> **Problem description**
Provide the number of lines of the records that include "FREE", with no other content.

Page and application data records
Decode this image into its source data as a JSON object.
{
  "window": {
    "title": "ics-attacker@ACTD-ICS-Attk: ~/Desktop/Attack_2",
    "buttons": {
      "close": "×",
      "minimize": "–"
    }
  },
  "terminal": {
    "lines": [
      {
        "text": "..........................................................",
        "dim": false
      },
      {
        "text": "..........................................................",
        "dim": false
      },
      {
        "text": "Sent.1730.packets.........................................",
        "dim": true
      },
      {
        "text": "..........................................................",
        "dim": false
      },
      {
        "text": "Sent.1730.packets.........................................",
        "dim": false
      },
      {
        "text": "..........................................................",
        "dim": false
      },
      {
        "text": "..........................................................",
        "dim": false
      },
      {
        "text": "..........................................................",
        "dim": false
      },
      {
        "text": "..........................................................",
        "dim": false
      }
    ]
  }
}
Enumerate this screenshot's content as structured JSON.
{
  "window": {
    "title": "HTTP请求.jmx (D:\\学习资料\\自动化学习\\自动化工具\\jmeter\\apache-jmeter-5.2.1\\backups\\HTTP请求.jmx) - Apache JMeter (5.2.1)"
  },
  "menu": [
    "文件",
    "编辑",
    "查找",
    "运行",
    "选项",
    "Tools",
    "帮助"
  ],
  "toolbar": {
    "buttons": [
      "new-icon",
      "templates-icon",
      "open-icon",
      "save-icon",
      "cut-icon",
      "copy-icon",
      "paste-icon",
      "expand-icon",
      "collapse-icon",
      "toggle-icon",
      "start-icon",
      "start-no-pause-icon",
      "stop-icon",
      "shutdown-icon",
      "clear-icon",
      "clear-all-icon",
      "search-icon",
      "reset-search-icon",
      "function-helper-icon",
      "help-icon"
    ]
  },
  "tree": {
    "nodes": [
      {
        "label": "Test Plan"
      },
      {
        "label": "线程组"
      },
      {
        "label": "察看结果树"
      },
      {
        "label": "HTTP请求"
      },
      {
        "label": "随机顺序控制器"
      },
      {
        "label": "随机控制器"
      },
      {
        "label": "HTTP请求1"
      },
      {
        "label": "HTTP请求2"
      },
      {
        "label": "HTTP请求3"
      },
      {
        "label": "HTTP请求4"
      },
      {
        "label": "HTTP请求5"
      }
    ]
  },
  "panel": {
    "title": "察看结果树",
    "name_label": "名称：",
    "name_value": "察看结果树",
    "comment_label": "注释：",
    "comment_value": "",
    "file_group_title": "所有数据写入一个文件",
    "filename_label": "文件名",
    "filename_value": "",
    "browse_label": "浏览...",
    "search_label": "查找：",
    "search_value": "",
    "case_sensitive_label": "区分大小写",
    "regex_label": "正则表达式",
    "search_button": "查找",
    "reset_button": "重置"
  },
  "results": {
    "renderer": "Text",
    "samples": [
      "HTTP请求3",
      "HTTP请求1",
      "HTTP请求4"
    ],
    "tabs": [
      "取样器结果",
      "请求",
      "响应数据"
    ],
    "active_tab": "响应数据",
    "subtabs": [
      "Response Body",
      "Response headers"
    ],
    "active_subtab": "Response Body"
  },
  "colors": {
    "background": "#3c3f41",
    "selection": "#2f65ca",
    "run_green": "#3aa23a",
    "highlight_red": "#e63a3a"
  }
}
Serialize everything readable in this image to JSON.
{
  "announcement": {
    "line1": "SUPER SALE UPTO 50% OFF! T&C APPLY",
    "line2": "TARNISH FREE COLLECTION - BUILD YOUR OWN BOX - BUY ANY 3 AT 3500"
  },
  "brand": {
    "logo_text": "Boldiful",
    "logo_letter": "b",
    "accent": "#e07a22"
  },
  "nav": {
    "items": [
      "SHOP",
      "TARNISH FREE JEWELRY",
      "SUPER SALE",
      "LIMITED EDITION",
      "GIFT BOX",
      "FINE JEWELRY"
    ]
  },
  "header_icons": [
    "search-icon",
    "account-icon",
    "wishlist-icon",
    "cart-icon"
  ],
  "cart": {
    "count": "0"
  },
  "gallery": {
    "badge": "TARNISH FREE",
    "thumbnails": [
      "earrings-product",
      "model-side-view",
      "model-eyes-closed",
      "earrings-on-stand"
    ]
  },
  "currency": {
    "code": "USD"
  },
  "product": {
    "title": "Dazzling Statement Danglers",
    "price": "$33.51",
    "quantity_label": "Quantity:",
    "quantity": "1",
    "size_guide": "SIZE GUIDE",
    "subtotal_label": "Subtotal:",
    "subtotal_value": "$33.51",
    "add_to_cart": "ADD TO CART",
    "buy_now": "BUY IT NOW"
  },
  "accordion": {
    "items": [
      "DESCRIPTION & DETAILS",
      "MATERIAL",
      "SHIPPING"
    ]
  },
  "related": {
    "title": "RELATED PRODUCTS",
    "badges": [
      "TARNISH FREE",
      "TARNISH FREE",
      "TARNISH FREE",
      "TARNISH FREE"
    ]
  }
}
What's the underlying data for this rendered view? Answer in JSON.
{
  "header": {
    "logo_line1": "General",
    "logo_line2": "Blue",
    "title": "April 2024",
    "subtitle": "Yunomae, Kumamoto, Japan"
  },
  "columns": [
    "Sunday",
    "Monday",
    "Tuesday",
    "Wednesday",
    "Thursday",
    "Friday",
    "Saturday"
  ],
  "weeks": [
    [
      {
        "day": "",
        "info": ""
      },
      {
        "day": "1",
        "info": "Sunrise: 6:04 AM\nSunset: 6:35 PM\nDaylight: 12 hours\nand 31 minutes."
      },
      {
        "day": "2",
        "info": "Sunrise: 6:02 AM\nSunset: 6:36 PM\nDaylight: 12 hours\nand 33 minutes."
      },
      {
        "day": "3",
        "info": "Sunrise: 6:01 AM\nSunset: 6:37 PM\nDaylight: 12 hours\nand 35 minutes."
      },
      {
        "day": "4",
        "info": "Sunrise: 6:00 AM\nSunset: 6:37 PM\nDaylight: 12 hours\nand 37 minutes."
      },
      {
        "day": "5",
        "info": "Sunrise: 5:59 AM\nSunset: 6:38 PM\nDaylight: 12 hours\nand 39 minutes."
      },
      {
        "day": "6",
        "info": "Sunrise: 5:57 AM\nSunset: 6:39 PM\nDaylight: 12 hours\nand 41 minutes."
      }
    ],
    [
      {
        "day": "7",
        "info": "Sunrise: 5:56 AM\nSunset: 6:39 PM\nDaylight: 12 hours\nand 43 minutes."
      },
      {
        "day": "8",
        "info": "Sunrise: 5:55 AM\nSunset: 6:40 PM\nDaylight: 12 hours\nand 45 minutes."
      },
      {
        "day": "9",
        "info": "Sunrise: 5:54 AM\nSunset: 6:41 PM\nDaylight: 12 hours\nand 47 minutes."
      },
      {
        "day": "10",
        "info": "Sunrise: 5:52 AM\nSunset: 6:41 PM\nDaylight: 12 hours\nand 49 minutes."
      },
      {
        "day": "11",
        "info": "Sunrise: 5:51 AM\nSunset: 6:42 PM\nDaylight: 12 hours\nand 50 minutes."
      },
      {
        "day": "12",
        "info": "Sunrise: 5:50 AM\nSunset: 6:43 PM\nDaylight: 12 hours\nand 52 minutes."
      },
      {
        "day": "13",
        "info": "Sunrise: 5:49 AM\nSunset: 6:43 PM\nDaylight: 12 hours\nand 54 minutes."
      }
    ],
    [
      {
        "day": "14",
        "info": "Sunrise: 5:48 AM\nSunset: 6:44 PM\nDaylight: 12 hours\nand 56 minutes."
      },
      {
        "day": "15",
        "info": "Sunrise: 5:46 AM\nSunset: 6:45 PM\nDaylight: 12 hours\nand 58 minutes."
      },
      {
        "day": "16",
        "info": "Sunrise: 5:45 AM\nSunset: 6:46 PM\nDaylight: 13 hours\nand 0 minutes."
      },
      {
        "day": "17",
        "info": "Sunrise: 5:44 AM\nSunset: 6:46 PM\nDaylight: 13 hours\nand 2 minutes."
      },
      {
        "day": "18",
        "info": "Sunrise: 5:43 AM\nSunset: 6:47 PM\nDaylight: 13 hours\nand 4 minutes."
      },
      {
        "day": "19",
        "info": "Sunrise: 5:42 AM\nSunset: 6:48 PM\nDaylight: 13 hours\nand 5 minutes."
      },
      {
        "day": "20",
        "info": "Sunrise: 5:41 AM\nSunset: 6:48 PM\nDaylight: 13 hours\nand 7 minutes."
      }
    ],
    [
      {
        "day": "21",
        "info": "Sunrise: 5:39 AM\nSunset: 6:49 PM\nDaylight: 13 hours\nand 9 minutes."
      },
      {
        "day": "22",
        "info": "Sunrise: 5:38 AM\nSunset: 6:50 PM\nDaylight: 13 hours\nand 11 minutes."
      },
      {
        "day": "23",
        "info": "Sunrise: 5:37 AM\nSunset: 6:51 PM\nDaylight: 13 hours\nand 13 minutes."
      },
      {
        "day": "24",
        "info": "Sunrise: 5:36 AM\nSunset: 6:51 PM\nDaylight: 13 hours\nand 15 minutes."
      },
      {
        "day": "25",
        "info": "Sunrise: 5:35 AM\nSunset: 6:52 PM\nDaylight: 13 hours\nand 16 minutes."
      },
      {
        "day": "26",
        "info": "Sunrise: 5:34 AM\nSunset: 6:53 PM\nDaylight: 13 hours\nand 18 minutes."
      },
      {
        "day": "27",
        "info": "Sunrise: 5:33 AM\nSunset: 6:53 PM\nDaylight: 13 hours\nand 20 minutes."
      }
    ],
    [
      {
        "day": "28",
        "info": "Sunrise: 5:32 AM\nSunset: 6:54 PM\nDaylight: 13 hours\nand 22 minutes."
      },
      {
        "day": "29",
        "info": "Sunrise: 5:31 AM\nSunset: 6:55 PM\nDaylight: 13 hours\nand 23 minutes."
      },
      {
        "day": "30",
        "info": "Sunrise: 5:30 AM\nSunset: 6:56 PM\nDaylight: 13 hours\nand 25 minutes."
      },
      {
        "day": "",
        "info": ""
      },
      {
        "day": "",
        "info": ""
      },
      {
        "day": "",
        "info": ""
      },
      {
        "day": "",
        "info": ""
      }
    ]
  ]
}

> **Response below**
7